The US-based masterminds behind a cutting edge block-chain-enabled microgrid in Brooklyn have unveiled their first project on Australian shores – a New TransActive Grid in South Australia that they say could herald the start of an industry-changing, renewable energy sharing revolution.
The SA project, which is being rolled out in partnership with local outfit Yates Electrical Services, will see up to 6MW of distributed solar generation made available on a local energy marketplace, using LO3’s peer-to-peer trading platform.
The South Australian microgrid will begin – it is expected to be up and running in six to nine months’ time – with a “discrete” market using Yates Electrical Services’ Small Generation Aggregators License and their associated commercial or industrial customers, who will bid on solar electricity supplied by the firm.
The simple concept, made possible by highly complex and clever blockchain-based software, involves adding a meter onto a household or business which manages all energy inputs and outputs, giving participants access to cheaper electricity generated by local solar farms.
The solar power will come from six locally built PV plants ranging from 200kW to 1MW in size (two have already been constructed) that are being sited on “redundant” farmland in South Australia’s Riverland region – a resource which, like sunshine, is abundant in the area.
The solar PV plants will be built by Yates Electrical’s renewables offshoot, Redmud Green Energy, with financial backing from Chinese investors. According to the company’s founder and CEO, Mark Yates, each solar plant will, eventually, be coupled with battery storage.

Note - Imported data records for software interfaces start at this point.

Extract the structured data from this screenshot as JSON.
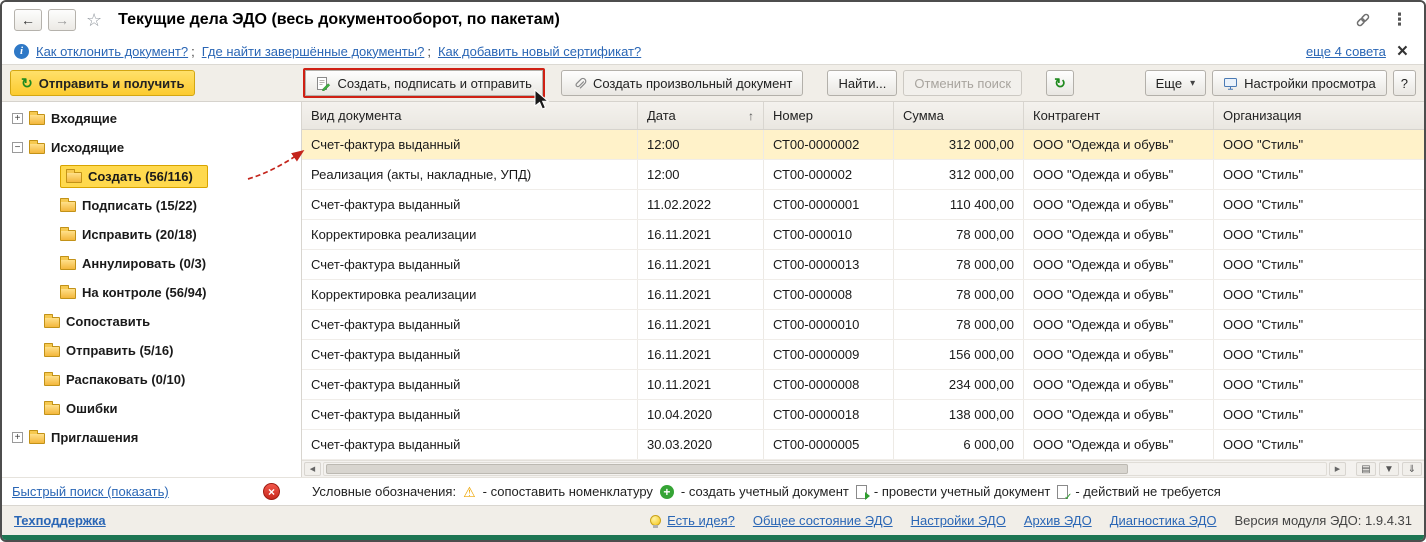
{
  "window": {
    "title": "Текущие дела ЭДО (весь документооборот, по пакетам)"
  },
  "tips": {
    "links": [
      {
        "label": "Как отклонить документ?"
      },
      {
        "label": "Где найти завершённые документы?"
      },
      {
        "label": "Как добавить новый сертификат?"
      }
    ],
    "separator": ";",
    "more": "еще 4 совета"
  },
  "toolbar": {
    "send_receive": "Отправить и получить",
    "create_sign_send": "Создать, подписать и отправить",
    "create_arbitrary": "Создать произвольный документ",
    "find": "Найти...",
    "cancel_search": "Отменить поиск",
    "more": "Еще",
    "view_settings": "Настройки просмотра",
    "help": "?"
  },
  "sidebar": {
    "items": [
      {
        "label": "Входящие"
      },
      {
        "label": "Исходящие"
      },
      {
        "label": "Создать (56/116)",
        "selected": true
      },
      {
        "label": "Подписать (15/22)"
      },
      {
        "label": "Исправить (20/18)"
      },
      {
        "label": "Аннулировать (0/3)"
      },
      {
        "label": "На контроле (56/94)"
      },
      {
        "label": "Сопоставить"
      },
      {
        "label": "Отправить (5/16)"
      },
      {
        "label": "Распаковать (0/10)"
      },
      {
        "label": "Ошибки"
      },
      {
        "label": "Приглашения"
      }
    ],
    "quick_search": "Быстрый поиск (показать)"
  },
  "table": {
    "columns": [
      "Вид документа",
      "Дата",
      "Номер",
      "Сумма",
      "Контрагент",
      "Организация"
    ],
    "sort_arrow": "↑",
    "rows": [
      [
        "Счет-фактура выданный",
        "12:00",
        "СТ00-0000002",
        "312 000,00",
        "ООО \"Одежда и обувь\"",
        "ООО \"Стиль\""
      ],
      [
        "Реализация (акты, накладные, УПД)",
        "12:00",
        "СТ00-000002",
        "312 000,00",
        "ООО \"Одежда и обувь\"",
        "ООО \"Стиль\""
      ],
      [
        "Счет-фактура выданный",
        "11.02.2022",
        "СТ00-0000001",
        "110 400,00",
        "ООО \"Одежда и обувь\"",
        "ООО \"Стиль\""
      ],
      [
        "Корректировка реализации",
        "16.11.2021",
        "СТ00-000010",
        "78 000,00",
        "ООО \"Одежда и обувь\"",
        "ООО \"Стиль\""
      ],
      [
        "Счет-фактура выданный",
        "16.11.2021",
        "СТ00-0000013",
        "78 000,00",
        "ООО \"Одежда и обувь\"",
        "ООО \"Стиль\""
      ],
      [
        "Корректировка реализации",
        "16.11.2021",
        "СТ00-000008",
        "78 000,00",
        "ООО \"Одежда и обувь\"",
        "ООО \"Стиль\""
      ],
      [
        "Счет-фактура выданный",
        "16.11.2021",
        "СТ00-0000010",
        "78 000,00",
        "ООО \"Одежда и обувь\"",
        "ООО \"Стиль\""
      ],
      [
        "Счет-фактура выданный",
        "16.11.2021",
        "СТ00-0000009",
        "156 000,00",
        "ООО \"Одежда и обувь\"",
        "ООО \"Стиль\""
      ],
      [
        "Счет-фактура выданный",
        "10.11.2021",
        "СТ00-0000008",
        "234 000,00",
        "ООО \"Одежда и обувь\"",
        "ООО \"Стиль\""
      ],
      [
        "Счет-фактура выданный",
        "10.04.2020",
        "СТ00-0000018",
        "138 000,00",
        "ООО \"Одежда и обувь\"",
        "ООО \"Стиль\""
      ],
      [
        "Счет-фактура выданный",
        "30.03.2020",
        "СТ00-0000005",
        "6 000,00",
        "ООО \"Одежда и обувь\"",
        "ООО \"Стиль\""
      ]
    ]
  },
  "legend": {
    "title": "Условные обозначения:",
    "items": [
      {
        "icon": "warning-icon",
        "text": "- сопоставить номенклатуру"
      },
      {
        "icon": "create-doc-icon",
        "text": "- создать учетный документ"
      },
      {
        "icon": "post-doc-icon",
        "text": "- провести учетный документ"
      },
      {
        "icon": "no-action-icon",
        "text": "- действий не требуется"
      }
    ]
  },
  "footer": {
    "support": "Техподдержка",
    "idea": "Есть идея?",
    "links": [
      "Общее состояние ЭДО",
      "Настройки ЭДО",
      "Архив ЭДО",
      "Диагностика ЭДО"
    ],
    "version": "Версия модуля ЭДО: 1.9.4.31"
  },
  "icons": {
    "back": "←",
    "forward": "→",
    "star": "☆",
    "dots": "⋮",
    "info": "i",
    "close": "×",
    "refresh": "↻",
    "caret_down": "▾",
    "expand": "+",
    "collapse_tree": "−",
    "scroll_left": "◀",
    "scroll_right": "▶",
    "grid": "▤",
    "chevron_down": "▼",
    "double_down": "⇓",
    "warning": "⚠",
    "plus": "+"
  }
}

Yates’ relatively small company – which has recently become an electricity market participant, giving it the same ability as energy retailer to supply customers directly with locally generated energy – looks to be an ideal partner for LO3, which set up office in Australia last year, tipping it to be one of the world’s key P2P markets.
By working with Yates in South Australia, the company gains access to more than 1,000 homes and businesses across the Riverland already fitted with solar energy, to potentially operate on an LO3 transactive microgrid.
“We believe this partnership with Yates Electrical Services will help us accelerate our set-up process over here and take the local energy marketplace concept one step closer to an Australia-wide consumer reality,” said LO3’s director of Australian operations, Belinda Kinkead, in a statement on Monday.
“Our systems enable people who generate renewable energy – from small scale houses to larger industrial projects – to get more income by selling direct to consumers rather than to the grid.
“They also offer a unique way to integrate distributed energy resources into communities, creating a reliable and secure energy supply that protects from power outages that have been an issue across Australia.”
For Yates, the project offers an opportunity to expand on his company’s own experience of building and trading solar electricity, to provide significant energy savings – as well as alternative incomes – to local farmers.
“On one of our test sites, the second (solar) site we built, an irrigator, who had been in the area 30 years, removed a couple of acres of vines that were non-productive and installed a solar farm,” Yates told One Step Off The Grid in an interview on Monday.
“He was paying between 25-30c/kWh for his electricity, and now we can give him a fixed rate of around 7.5c/kWh. And not only can he save on his electricity consumption, but he can can sell his excess solar if he wants to.”
Indeed, Yates, who started his career as a solar installer in Paringa some 13 years ago, and LO3 founding head Lawrence Orsini, have a strikingly similar vision, of a locally-based, decentralised energy market, where neighbours can buy and sell energy in a way that benefits them both.
And the two men discovered this shared outlook when they met on the sidelines of a recent energy conference.
“Any energy system that is running high on renewables, in combination with non renewables and storage, needs to move to market model that recognises the value of a “negawatt” (the power you don’t use) as well as the value of megawatt,” Orsini told RenewEconomy in an interview in November last year.
“The grid architecture will change very quickly,” he said
“It’s just simple economics,” Yates told One Step on Monday. “It just has to add value on both sides of the equation. If we can give one farmer a saving on electricity, and give another more value for their solar generation, then it’s a win-win.”